◆ **DATA EXTRACT**:
========================

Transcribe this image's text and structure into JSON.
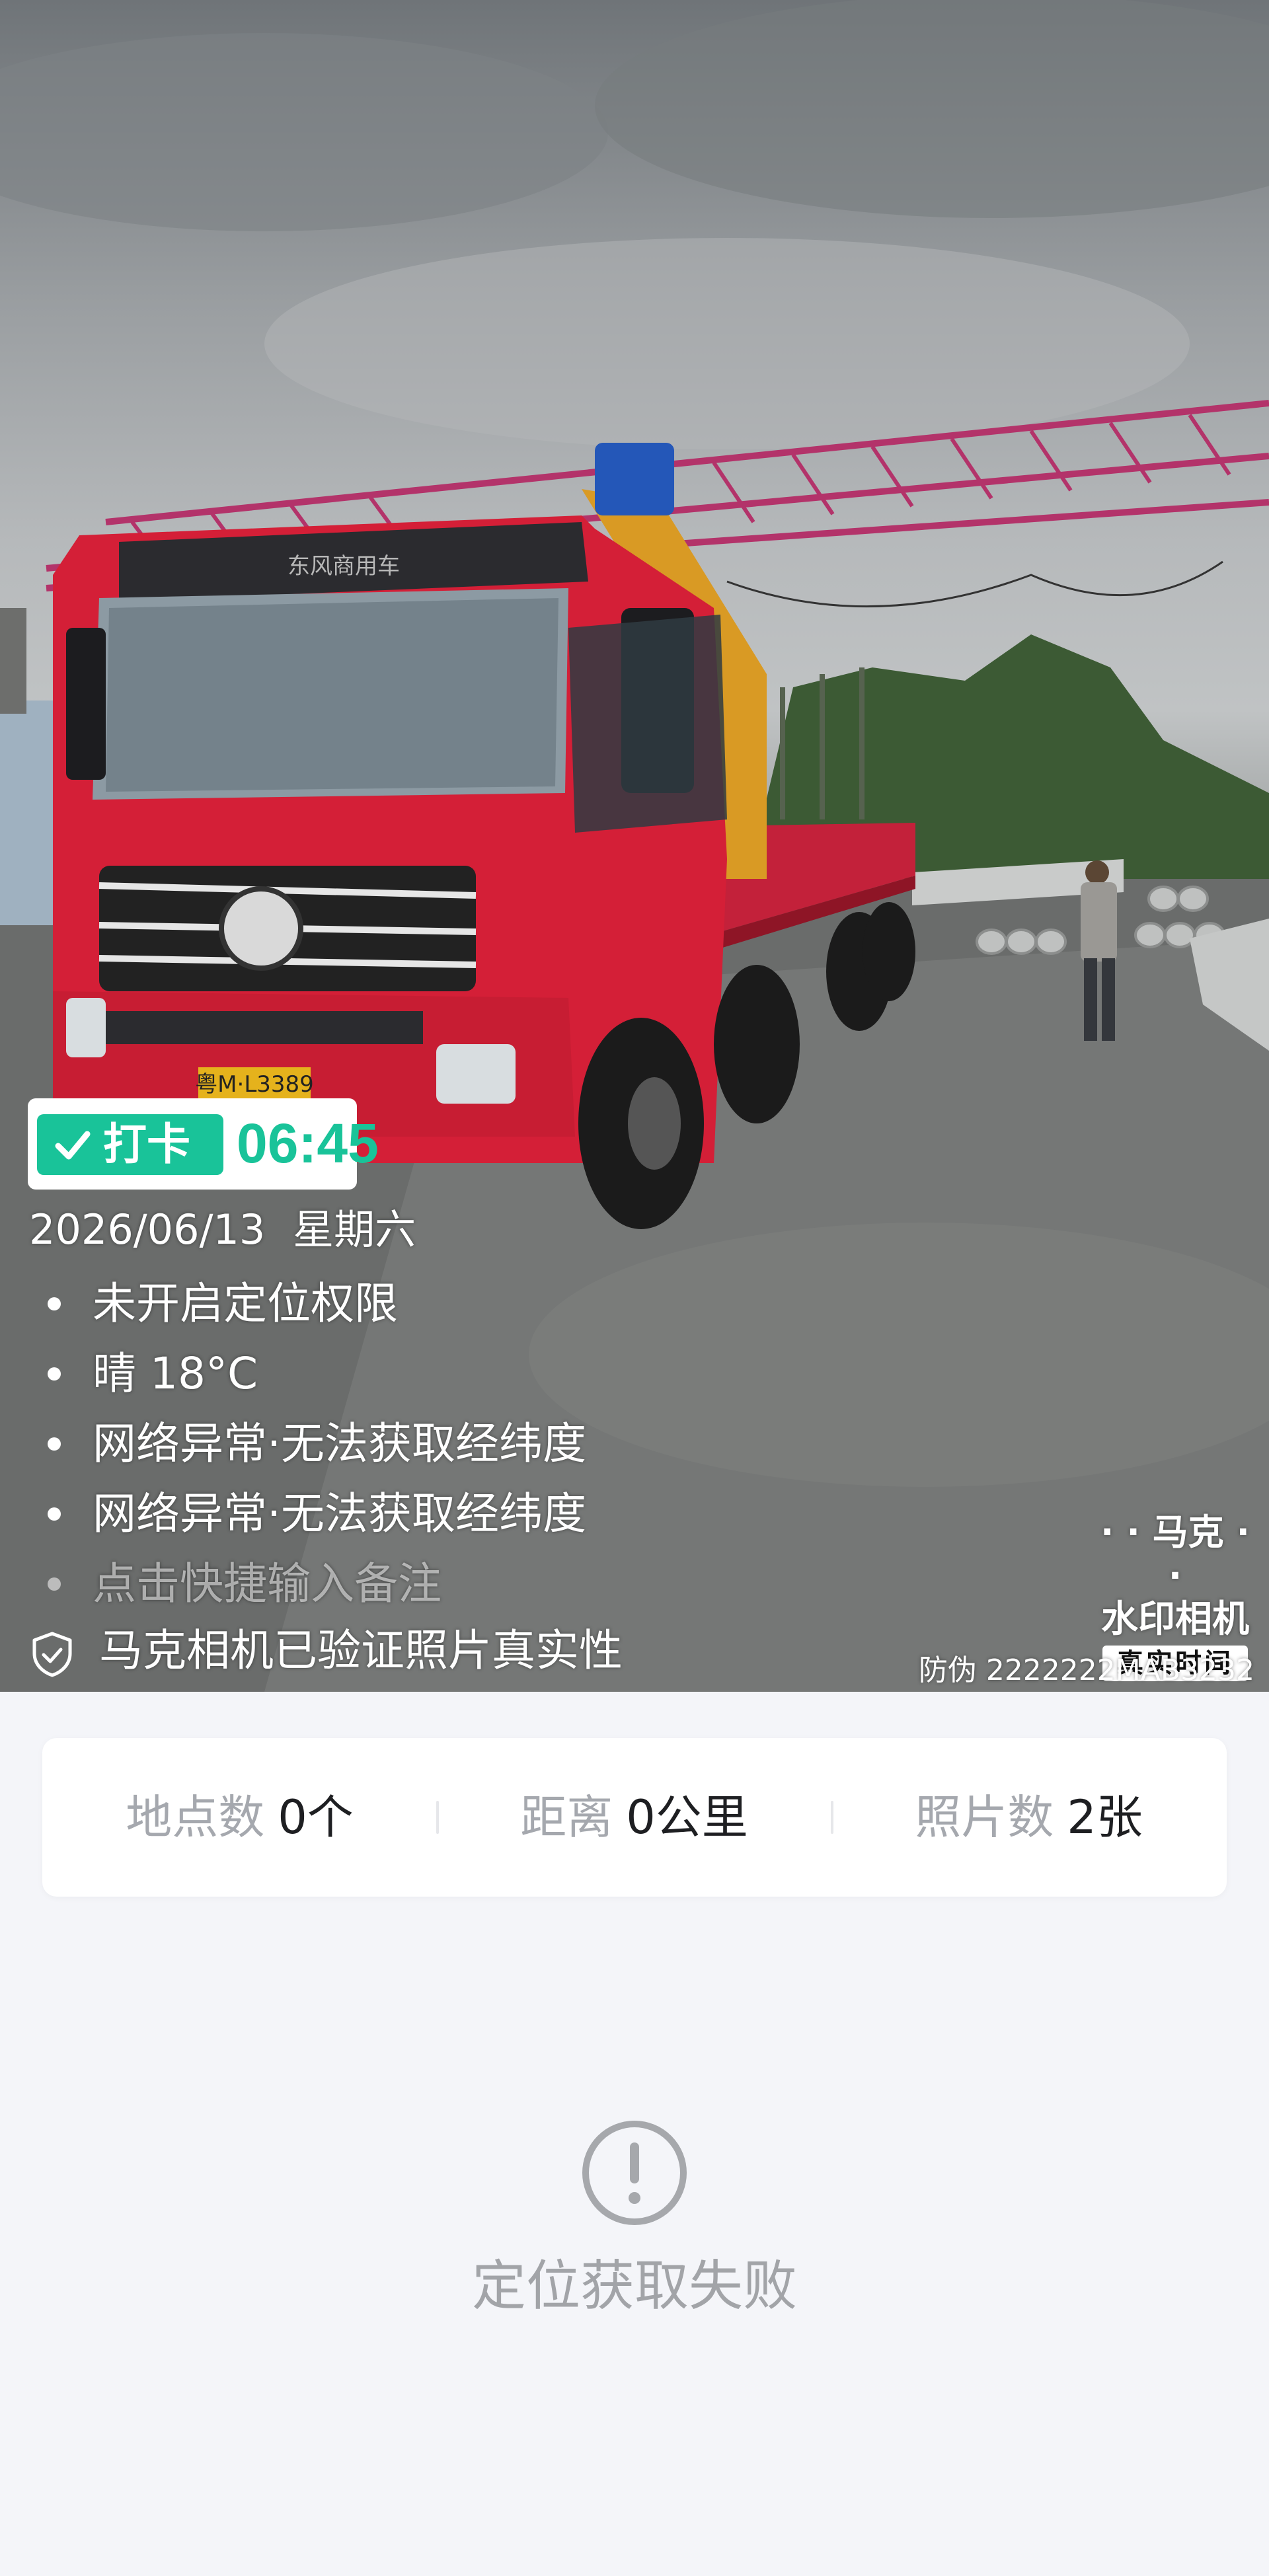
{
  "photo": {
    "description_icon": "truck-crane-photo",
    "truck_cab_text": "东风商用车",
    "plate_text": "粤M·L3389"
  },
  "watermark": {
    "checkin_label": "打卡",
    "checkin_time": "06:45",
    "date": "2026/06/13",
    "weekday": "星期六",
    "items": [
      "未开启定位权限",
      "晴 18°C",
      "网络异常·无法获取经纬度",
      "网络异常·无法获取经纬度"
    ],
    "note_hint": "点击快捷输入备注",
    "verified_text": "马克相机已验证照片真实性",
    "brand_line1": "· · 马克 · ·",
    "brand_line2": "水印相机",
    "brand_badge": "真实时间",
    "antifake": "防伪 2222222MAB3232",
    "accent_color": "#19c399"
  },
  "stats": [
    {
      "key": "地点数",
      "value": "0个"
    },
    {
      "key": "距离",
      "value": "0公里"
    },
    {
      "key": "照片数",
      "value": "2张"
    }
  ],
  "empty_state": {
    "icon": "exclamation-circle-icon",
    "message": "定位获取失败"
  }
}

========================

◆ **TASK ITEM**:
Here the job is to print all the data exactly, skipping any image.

◆ **COMPLETED TASK**:
Transcribe this image's text and structure into JSON.
{
  "photo": {
    "description_icon": "truck-crane-photo",
    "truck_cab_text": "东风商用车",
    "plate_text": "粤M·L3389"
  },
  "watermark": {
    "checkin_label": "打卡",
    "checkin_time": "06:45",
    "date": "2026/06/13",
    "weekday": "星期六",
    "items": [
      "未开启定位权限",
      "晴 18°C",
      "网络异常·无法获取经纬度",
      "网络异常·无法获取经纬度"
    ],
    "note_hint": "点击快捷输入备注",
    "verified_text": "马克相机已验证照片真实性",
    "brand_line1": "· · 马克 · ·",
    "brand_line2": "水印相机",
    "brand_badge": "真实时间",
    "antifake": "防伪 2222222MAB3232",
    "accent_color": "#19c399"
  },
  "stats": [
    {
      "key": "地点数",
      "value": "0个"
    },
    {
      "key": "距离",
      "value": "0公里"
    },
    {
      "key": "照片数",
      "value": "2张"
    }
  ],
  "empty_state": {
    "icon": "exclamation-circle-icon",
    "message": "定位获取失败"
  }
}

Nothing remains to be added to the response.